TASK INPUT:

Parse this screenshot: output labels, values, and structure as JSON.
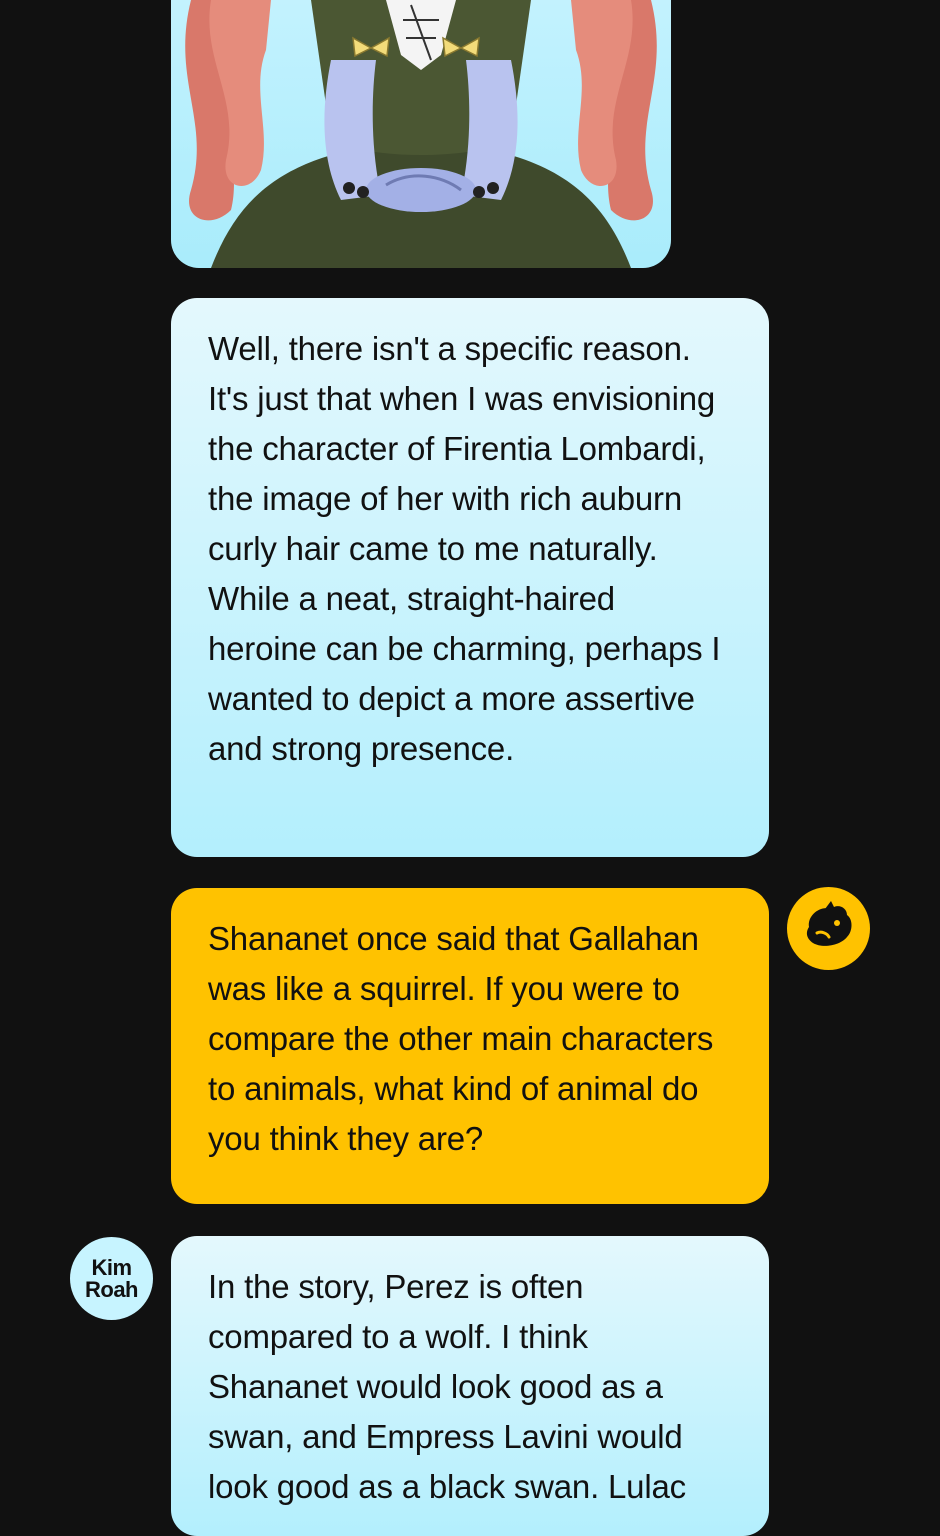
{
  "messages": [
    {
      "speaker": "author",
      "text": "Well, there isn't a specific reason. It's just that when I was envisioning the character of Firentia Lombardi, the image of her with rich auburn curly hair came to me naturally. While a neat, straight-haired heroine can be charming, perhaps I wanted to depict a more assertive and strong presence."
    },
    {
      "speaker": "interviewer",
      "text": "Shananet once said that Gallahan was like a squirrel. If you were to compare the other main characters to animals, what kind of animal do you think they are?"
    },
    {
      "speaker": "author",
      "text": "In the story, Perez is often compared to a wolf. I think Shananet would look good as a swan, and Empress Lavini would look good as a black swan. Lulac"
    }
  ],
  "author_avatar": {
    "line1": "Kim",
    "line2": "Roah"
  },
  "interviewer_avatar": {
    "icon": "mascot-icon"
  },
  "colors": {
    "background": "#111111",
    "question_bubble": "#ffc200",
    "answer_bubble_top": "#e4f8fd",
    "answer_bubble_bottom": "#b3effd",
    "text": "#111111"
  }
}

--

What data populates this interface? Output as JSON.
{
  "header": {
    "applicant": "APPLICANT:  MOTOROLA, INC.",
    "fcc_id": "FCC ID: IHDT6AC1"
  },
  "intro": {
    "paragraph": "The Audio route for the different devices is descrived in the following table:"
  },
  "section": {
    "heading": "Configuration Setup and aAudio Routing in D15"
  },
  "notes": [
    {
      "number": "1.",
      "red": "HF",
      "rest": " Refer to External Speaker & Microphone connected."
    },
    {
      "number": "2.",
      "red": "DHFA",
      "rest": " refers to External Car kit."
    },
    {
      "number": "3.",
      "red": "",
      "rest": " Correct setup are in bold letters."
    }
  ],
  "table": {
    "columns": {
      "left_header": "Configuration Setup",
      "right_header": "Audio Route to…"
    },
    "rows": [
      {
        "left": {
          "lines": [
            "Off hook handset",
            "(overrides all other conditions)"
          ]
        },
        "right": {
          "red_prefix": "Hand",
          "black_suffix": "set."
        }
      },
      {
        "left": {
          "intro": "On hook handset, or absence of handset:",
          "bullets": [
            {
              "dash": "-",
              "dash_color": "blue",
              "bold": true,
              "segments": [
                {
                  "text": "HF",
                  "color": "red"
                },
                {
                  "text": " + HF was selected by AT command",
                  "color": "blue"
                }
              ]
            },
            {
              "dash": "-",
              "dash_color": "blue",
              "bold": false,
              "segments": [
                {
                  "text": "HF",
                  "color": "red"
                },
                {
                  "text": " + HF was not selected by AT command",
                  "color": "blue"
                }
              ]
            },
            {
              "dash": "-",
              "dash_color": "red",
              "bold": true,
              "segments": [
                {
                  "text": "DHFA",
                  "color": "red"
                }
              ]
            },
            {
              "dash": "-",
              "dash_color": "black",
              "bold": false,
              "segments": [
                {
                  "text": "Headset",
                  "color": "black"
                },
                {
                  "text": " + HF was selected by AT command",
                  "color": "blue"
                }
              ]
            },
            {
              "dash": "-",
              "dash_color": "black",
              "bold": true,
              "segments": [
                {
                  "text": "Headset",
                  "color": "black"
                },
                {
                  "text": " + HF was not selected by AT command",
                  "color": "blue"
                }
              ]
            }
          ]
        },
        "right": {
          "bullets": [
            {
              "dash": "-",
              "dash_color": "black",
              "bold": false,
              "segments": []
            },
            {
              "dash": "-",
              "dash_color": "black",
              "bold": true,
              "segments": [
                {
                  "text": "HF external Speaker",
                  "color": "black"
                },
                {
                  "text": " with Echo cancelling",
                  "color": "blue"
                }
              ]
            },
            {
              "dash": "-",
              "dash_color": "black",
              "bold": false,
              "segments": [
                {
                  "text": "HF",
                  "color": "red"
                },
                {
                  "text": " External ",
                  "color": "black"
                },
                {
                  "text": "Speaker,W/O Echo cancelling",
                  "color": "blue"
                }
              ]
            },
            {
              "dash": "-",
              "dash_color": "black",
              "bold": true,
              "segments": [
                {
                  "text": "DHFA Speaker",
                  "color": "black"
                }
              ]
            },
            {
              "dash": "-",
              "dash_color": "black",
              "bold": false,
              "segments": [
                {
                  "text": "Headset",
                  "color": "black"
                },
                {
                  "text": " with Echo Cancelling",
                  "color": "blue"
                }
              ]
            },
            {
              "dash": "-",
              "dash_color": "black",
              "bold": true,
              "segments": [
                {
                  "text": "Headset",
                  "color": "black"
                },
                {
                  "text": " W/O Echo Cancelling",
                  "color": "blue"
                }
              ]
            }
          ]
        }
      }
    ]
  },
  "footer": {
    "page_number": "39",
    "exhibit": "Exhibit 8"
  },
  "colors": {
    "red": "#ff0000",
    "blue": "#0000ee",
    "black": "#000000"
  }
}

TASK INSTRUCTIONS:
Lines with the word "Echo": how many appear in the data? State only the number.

ANSWER TO THIS EXERCISE:
4